In the presence of high transaction costs due to market imperfections, it is normally less expensive for multinational corporations (MNCs) to conduct their business activities in new markets through their internal corporate structures rather than by relying on the markets. Based on a case study of Coca-Cola's entry into the Chinese market, this article tests the applicability of internalization theory to explaining the entry mode choices of MNCs in developing countries.

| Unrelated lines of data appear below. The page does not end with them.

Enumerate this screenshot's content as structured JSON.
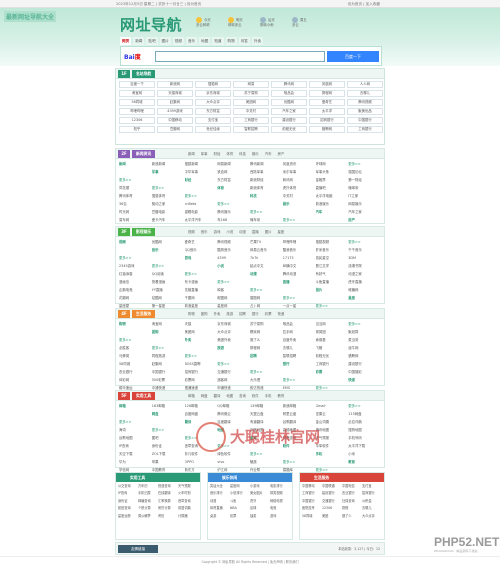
{
  "topbar": {
    "left": "2023年12月5日 星期二 | 农历十一月廿三 | 设为首页",
    "right": "设为首页 | 加入收藏"
  },
  "brand_corner": "最新网址导航大全",
  "title": "网址导航",
  "weather": [
    {
      "day": "今天",
      "desc": "多云转晴"
    },
    {
      "day": "明天",
      "desc": "晴转多云"
    },
    {
      "day": "后天",
      "desc": "阴转小雨"
    },
    {
      "day": "周五",
      "desc": "多云"
    }
  ],
  "nav_tabs": [
    "网页",
    "新闻",
    "贴吧",
    "图片",
    "视频",
    "音乐",
    "地图",
    "知道",
    "购物",
    "问答",
    "外卖"
  ],
  "search": {
    "logo_a": "Bai",
    "logo_b": "度",
    "placeholder": "",
    "button": "百度一下"
  },
  "famous": {
    "no": "1F",
    "title": "名站导航",
    "items": [
      "百度一下",
      "新浪网",
      "搜狐网",
      "网易",
      "腾讯网",
      "凤凰网",
      "人人网",
      "淘宝网",
      "天猫商城",
      "京东商城",
      "苏宁易购",
      "唯品会",
      "携程网",
      "去哪儿",
      "58同城",
      "赶集网",
      "大众点评",
      "美团网",
      "优酷网",
      "爱奇艺",
      "腾讯视频",
      "哔哩哔哩",
      "4399游戏",
      "东方财富",
      "中关村",
      "汽车之家",
      "太平洋",
      "聚美优品",
      "12306",
      "中国移动",
      "支付宝",
      "工商银行",
      "建设银行",
      "招商银行",
      "中国银行",
      "知乎",
      "豆瓣网",
      "世纪佳缘",
      "智联招聘",
      "前程无忧",
      "猎聘网",
      "工商银行"
    ]
  },
  "sections": [
    {
      "no": "2F",
      "title": "新闻资讯",
      "color": "#8a5fb8",
      "tabs": [
        "新闻",
        "军事",
        "财经",
        "体育",
        "科技",
        "娱乐",
        "汽车",
        "房产"
      ],
      "rows": [
        [
          "新闻",
          "新浪新闻",
          "搜狐新闻",
          "网易新闻",
          "腾讯新闻",
          "凤凰资讯",
          "环球网",
          "更多>>"
        ],
        [
          "军事",
          "中华军事",
          "铁血网",
          "西陆军事",
          "米尔军事",
          "军事头条",
          "强国论坛",
          "更多>>"
        ],
        [
          "财经",
          "东方财富",
          "新浪财经",
          "和讯网",
          "金融界",
          "第一财经",
          "同花顺",
          "更多>>"
        ],
        [
          "体育",
          "新浪体育",
          "虎扑体育",
          "直播吧",
          "懂球帝",
          "腾讯体育",
          "搜狐体育",
          "更多>>"
        ],
        [
          "科技",
          "中关村",
          "太平洋电脑",
          "IT之家",
          "36氪",
          "驱动之家",
          "cnBeta",
          "更多>>"
        ],
        [
          "娱乐",
          "新浪娱乐",
          "网易娱乐",
          "时光网",
          "豆瓣电影",
          "猫眼电影",
          "腾讯娱乐",
          "更多>>"
        ],
        [
          "汽车",
          "汽车之家",
          "易车网",
          "爱卡汽车",
          "太平洋汽车",
          "车168",
          "懂车帝",
          "更多>>"
        ],
        [
          "房产",
          "搜房网",
          "安居客",
          "链家网",
          "贝壳找房",
          "焦点房产",
          "乐居",
          "更多>>"
        ]
      ]
    },
    {
      "no": "3F",
      "title": "影视娱乐",
      "color": "#4cb34a",
      "tabs": [
        "视频",
        "音乐",
        "游戏",
        "小说",
        "动漫",
        "直播",
        "图片",
        "星座"
      ],
      "rows": [
        [
          "视频",
          "优酷网",
          "爱奇艺",
          "腾讯视频",
          "芒果TV",
          "哔哩哔哩",
          "搜狐视频",
          "更多>>"
        ],
        [
          "音乐",
          "QQ音乐",
          "酷狗音乐",
          "网易云音乐",
          "酷我音乐",
          "虾米音乐",
          "千千音乐",
          "更多>>"
        ],
        [
          "游戏",
          "4399",
          "7k7k",
          "17173",
          "游民星空",
          "3DM",
          "2345游戏",
          "更多>>"
        ],
        [
          "小说",
          "起点中文",
          "纵横中文",
          "晋江文学",
          "潇湘书院",
          "红袖添香",
          "QQ阅读",
          "更多>>"
        ],
        [
          "动漫",
          "腾讯动漫",
          "有妖气",
          "动漫之家",
          "漫画岛",
          "快看漫画",
          "布卡漫画",
          "更多>>"
        ],
        [
          "直播",
          "斗鱼直播",
          "虎牙直播",
          "企鹅电竞",
          "YY直播",
          "花椒直播",
          "映客",
          "更多>>"
        ],
        [
          "图片",
          "堆糖网",
          "花瓣网",
          "站酷网",
          "千图网",
          "昵图网",
          "摄图网",
          "更多>>"
        ],
        [
          "星座",
          "星座屋",
          "第一星座",
          "新浪星座",
          "星座网",
          "占卜网",
          "一点一星",
          "更多>>"
        ]
      ]
    },
    {
      "no": "4F",
      "title": "生活服务",
      "color": "#f08a2e",
      "tabs": [
        "购物",
        "团购",
        "外卖",
        "旅游",
        "招聘",
        "银行",
        "彩票",
        "快递"
      ],
      "rows": [
        [
          "购物",
          "淘宝网",
          "天猫",
          "京东商城",
          "苏宁易购",
          "唯品会",
          "当当网",
          "更多>>"
        ],
        [
          "团购",
          "美团网",
          "大众点评",
          "糯米网",
          "拉手网",
          "窝窝团",
          "聚划算",
          "更多>>"
        ],
        [
          "外卖",
          "美团外卖",
          "饿了么",
          "百度外卖",
          "肯德基",
          "麦当劳",
          "必胜客",
          "更多>>"
        ],
        [
          "旅游",
          "携程网",
          "去哪儿",
          "飞猪",
          "途牛网",
          "马蜂窝",
          "同程旅游",
          "更多>>"
        ],
        [
          "招聘",
          "智联招聘",
          "前程无忧",
          "猎聘网",
          "58同城",
          "赶集网",
          "BOSS直聘",
          "更多>>"
        ],
        [
          "银行",
          "工商银行",
          "建设银行",
          "农业银行",
          "中国银行",
          "招商银行",
          "交通银行",
          "更多>>"
        ],
        [
          "彩票",
          "中国福彩",
          "体彩网",
          "500彩票",
          "彩票网",
          "澳客网",
          "大乐透",
          "更多>>"
        ],
        [
          "快递",
          "顺丰速运",
          "中通快递",
          "圆通速递",
          "申通快递",
          "韵达快递",
          "EMS",
          "更多>>"
        ]
      ]
    },
    {
      "no": "5F",
      "title": "实用工具",
      "color": "#d9453a",
      "tabs": [
        "邮箱",
        "网盘",
        "翻译",
        "地图",
        "查询",
        "软件",
        "手机",
        "教育"
      ],
      "rows": [
        [
          "邮箱",
          "163邮箱",
          "126邮箱",
          "QQ邮箱",
          "139邮箱",
          "新浪邮箱",
          "Gmail",
          "更多>>"
        ],
        [
          "网盘",
          "百度网盘",
          "腾讯微云",
          "天翼云盘",
          "阿里云盘",
          "坚果云",
          "115网盘",
          "更多>>"
        ],
        [
          "翻译",
          "百度翻译",
          "有道翻译",
          "谷歌翻译",
          "金山词霸",
          "必应词典",
          "海词",
          "更多>>"
        ],
        [
          "地图",
          "百度地图",
          "高德地图",
          "腾讯地图",
          "搜狗地图",
          "谷歌地图",
          "图吧",
          "更多>>"
        ],
        [
          "查询",
          "快递查询",
          "天气预报",
          "手机号码",
          "IP查询",
          "身份证",
          "违章查询",
          "更多>>"
        ],
        [
          "软件",
          "华军软件",
          "太平洋下载",
          "天空下载",
          "ZOL下载",
          "非凡软件",
          "绿色软件",
          "更多>>"
        ],
        [
          "手机",
          "小米",
          "华为",
          "苹果",
          "OPPO",
          "vivo",
          "魅族",
          "更多>>"
        ],
        [
          "教育",
          "学信网",
          "中国教育",
          "新东方",
          "沪江网",
          "作业帮",
          "猿题库",
          "更多>>"
        ]
      ]
    }
  ],
  "panels": [
    {
      "title": "实用工具",
      "color": "#2a9a76",
      "items": [
        "公交查询",
        "万年历",
        "快递查询",
        "天气预报",
        "IP查询",
        "手机归属",
        "在线翻译",
        "火车时刻",
        "身份证",
        "邮编查询",
        "汇率换算",
        "违章查询",
        "航班查询",
        "个税计算",
        "房贷计算",
        "成语词典",
        "星座运势",
        "周公解梦",
        "黄历",
        "计算器"
      ]
    },
    {
      "title": "娱乐休闲",
      "color": "#3a8ad6",
      "items": [
        "笑话大全",
        "星座网",
        "小游戏",
        "电影排行",
        "音乐排行",
        "小说排行",
        "美女图片",
        "搞笑视频",
        "动漫",
        "斗鱼",
        "虎牙",
        "网络电视",
        "体育直播",
        "NBA",
        "足球",
        "电竞",
        "桌游",
        "彩票",
        "抽奖",
        "游戏"
      ]
    },
    {
      "title": "生活服务",
      "color": "#d9453a",
      "items": [
        "中国移动",
        "中国联通",
        "中国电信",
        "支付宝",
        "工商银行",
        "建设银行",
        "农业银行",
        "招商银行",
        "中国银行",
        "交通银行",
        "社保查询",
        "公积金",
        "医院挂号",
        "12306",
        "携程",
        "去哪儿",
        "58同城",
        "美团",
        "饿了么",
        "大众点评"
      ]
    }
  ],
  "friend": {
    "title": "友情链接",
    "right": "本站收录：3,127 | 今日：12"
  },
  "footer": "Copyright © 网址导航 All Rights Reserved | 免责声明 | 联系我们",
  "watermark": {
    "text": "大聪桂林官网",
    "site": "PHP52.NET",
    "sub": "ZHANGZUAN · 精品源码下载站"
  }
}
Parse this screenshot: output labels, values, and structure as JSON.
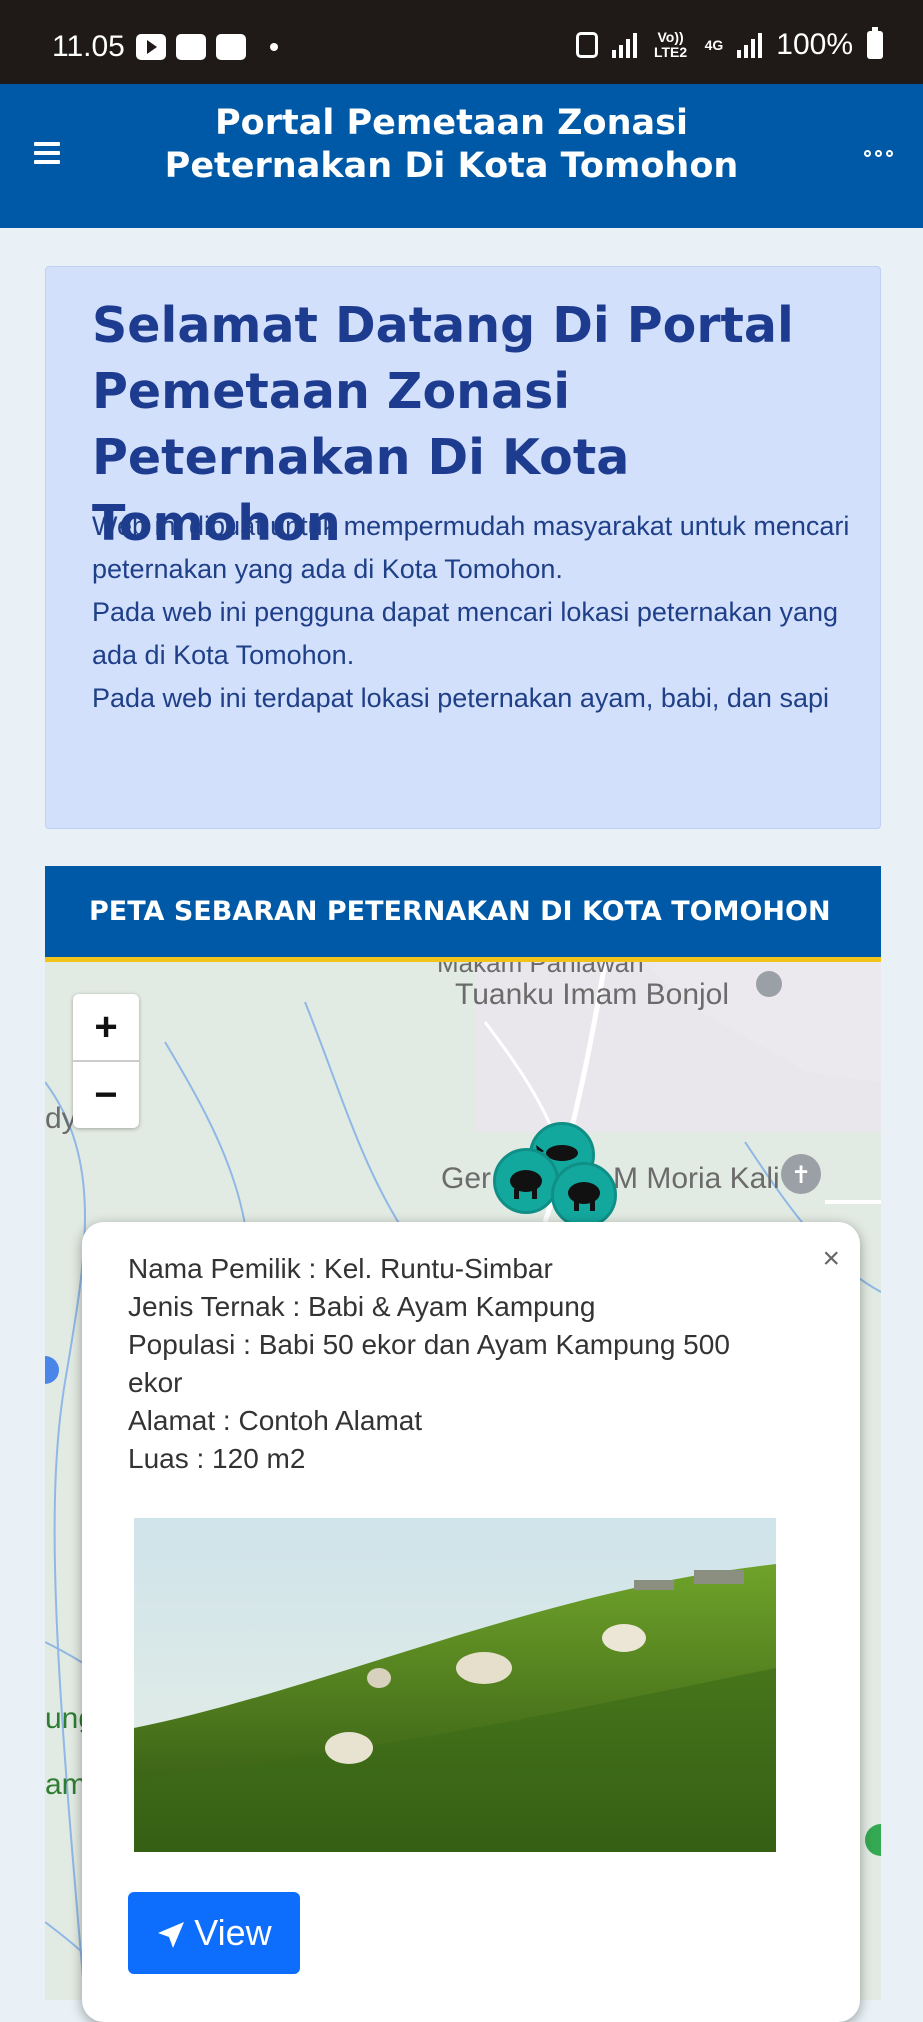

Internalization theory reveals the economic rationale that was behind the changes in Coca-Cola's modes of entry as it moved from franchising to joint ventures (JVs) with selected local partners, and more recently to the combination of JVs and franchising.
ASJC Scopus subject areas
- Business and International Management